• Requirement
Set down each entry exactly as given; pictures should not appear in the copy.
[Start of section]
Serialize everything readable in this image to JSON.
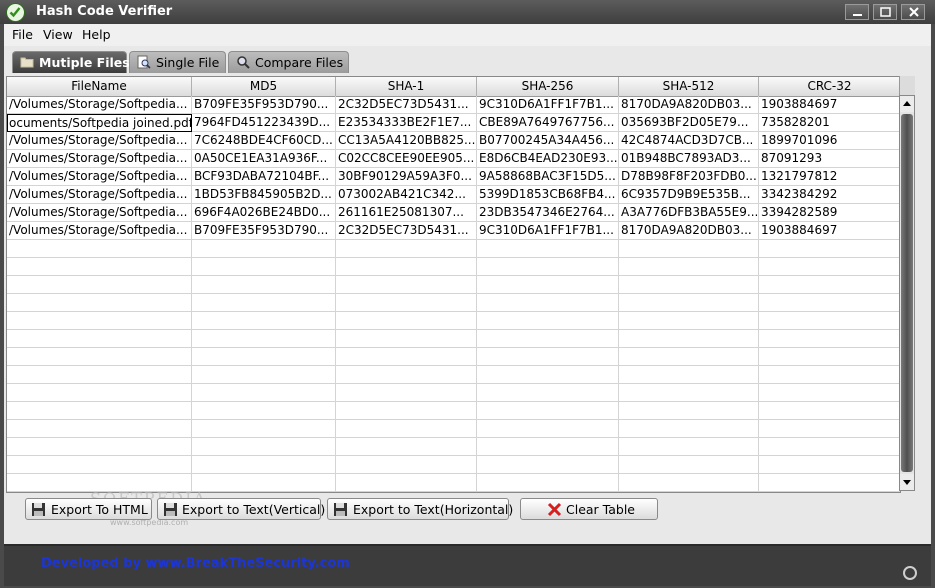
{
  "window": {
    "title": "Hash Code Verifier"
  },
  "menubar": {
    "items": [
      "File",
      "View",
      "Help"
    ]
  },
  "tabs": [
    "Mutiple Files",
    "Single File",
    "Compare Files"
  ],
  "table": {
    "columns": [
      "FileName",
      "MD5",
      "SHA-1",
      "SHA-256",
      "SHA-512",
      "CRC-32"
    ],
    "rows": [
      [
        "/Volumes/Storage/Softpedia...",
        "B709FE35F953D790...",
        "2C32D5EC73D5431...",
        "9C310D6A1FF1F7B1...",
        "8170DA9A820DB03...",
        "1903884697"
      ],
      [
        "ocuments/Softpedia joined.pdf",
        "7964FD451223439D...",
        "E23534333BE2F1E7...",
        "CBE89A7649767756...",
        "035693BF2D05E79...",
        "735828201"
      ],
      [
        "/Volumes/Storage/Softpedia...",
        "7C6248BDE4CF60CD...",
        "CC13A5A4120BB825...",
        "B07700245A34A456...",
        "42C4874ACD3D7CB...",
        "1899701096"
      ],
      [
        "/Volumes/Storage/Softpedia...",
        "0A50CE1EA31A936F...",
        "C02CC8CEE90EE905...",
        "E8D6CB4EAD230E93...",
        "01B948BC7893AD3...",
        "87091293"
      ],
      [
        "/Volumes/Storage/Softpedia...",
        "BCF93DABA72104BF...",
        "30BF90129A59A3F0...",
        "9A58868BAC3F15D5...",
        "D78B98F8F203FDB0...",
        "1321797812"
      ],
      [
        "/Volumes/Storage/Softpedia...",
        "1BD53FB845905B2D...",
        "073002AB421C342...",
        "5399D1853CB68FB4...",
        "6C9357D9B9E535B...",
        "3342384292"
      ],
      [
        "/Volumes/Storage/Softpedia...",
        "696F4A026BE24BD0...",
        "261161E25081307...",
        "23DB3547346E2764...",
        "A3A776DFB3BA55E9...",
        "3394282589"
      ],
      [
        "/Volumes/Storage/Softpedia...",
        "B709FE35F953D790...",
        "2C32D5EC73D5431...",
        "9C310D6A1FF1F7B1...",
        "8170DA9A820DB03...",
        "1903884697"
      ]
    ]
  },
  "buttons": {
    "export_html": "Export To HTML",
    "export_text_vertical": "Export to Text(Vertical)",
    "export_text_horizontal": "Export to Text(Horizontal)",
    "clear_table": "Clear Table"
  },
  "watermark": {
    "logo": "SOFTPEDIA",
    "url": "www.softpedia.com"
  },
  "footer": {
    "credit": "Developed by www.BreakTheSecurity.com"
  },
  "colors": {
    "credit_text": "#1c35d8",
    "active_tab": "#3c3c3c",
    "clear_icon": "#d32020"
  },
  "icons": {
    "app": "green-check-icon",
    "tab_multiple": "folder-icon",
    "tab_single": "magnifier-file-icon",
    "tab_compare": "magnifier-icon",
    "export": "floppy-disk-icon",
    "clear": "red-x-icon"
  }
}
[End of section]
• Output for this exercise
Serialize everything readable in this image to JSON.
{
  "window": {
    "title": "Hash Code Verifier"
  },
  "menubar": {
    "items": [
      "File",
      "View",
      "Help"
    ]
  },
  "tabs": [
    "Mutiple Files",
    "Single File",
    "Compare Files"
  ],
  "table": {
    "columns": [
      "FileName",
      "MD5",
      "SHA-1",
      "SHA-256",
      "SHA-512",
      "CRC-32"
    ],
    "rows": [
      [
        "/Volumes/Storage/Softpedia...",
        "B709FE35F953D790...",
        "2C32D5EC73D5431...",
        "9C310D6A1FF1F7B1...",
        "8170DA9A820DB03...",
        "1903884697"
      ],
      [
        "ocuments/Softpedia joined.pdf",
        "7964FD451223439D...",
        "E23534333BE2F1E7...",
        "CBE89A7649767756...",
        "035693BF2D05E79...",
        "735828201"
      ],
      [
        "/Volumes/Storage/Softpedia...",
        "7C6248BDE4CF60CD...",
        "CC13A5A4120BB825...",
        "B07700245A34A456...",
        "42C4874ACD3D7CB...",
        "1899701096"
      ],
      [
        "/Volumes/Storage/Softpedia...",
        "0A50CE1EA31A936F...",
        "C02CC8CEE90EE905...",
        "E8D6CB4EAD230E93...",
        "01B948BC7893AD3...",
        "87091293"
      ],
      [
        "/Volumes/Storage/Softpedia...",
        "BCF93DABA72104BF...",
        "30BF90129A59A3F0...",
        "9A58868BAC3F15D5...",
        "D78B98F8F203FDB0...",
        "1321797812"
      ],
      [
        "/Volumes/Storage/Softpedia...",
        "1BD53FB845905B2D...",
        "073002AB421C342...",
        "5399D1853CB68FB4...",
        "6C9357D9B9E535B...",
        "3342384292"
      ],
      [
        "/Volumes/Storage/Softpedia...",
        "696F4A026BE24BD0...",
        "261161E25081307...",
        "23DB3547346E2764...",
        "A3A776DFB3BA55E9...",
        "3394282589"
      ],
      [
        "/Volumes/Storage/Softpedia...",
        "B709FE35F953D790...",
        "2C32D5EC73D5431...",
        "9C310D6A1FF1F7B1...",
        "8170DA9A820DB03...",
        "1903884697"
      ]
    ]
  },
  "buttons": {
    "export_html": "Export To HTML",
    "export_text_vertical": "Export to Text(Vertical)",
    "export_text_horizontal": "Export to Text(Horizontal)",
    "clear_table": "Clear Table"
  },
  "watermark": {
    "logo": "SOFTPEDIA",
    "url": "www.softpedia.com"
  },
  "footer": {
    "credit": "Developed by www.BreakTheSecurity.com"
  },
  "colors": {
    "credit_text": "#1c35d8",
    "active_tab": "#3c3c3c",
    "clear_icon": "#d32020"
  },
  "icons": {
    "app": "green-check-icon",
    "tab_multiple": "folder-icon",
    "tab_single": "magnifier-file-icon",
    "tab_compare": "magnifier-icon",
    "export": "floppy-disk-icon",
    "clear": "red-x-icon"
  }
}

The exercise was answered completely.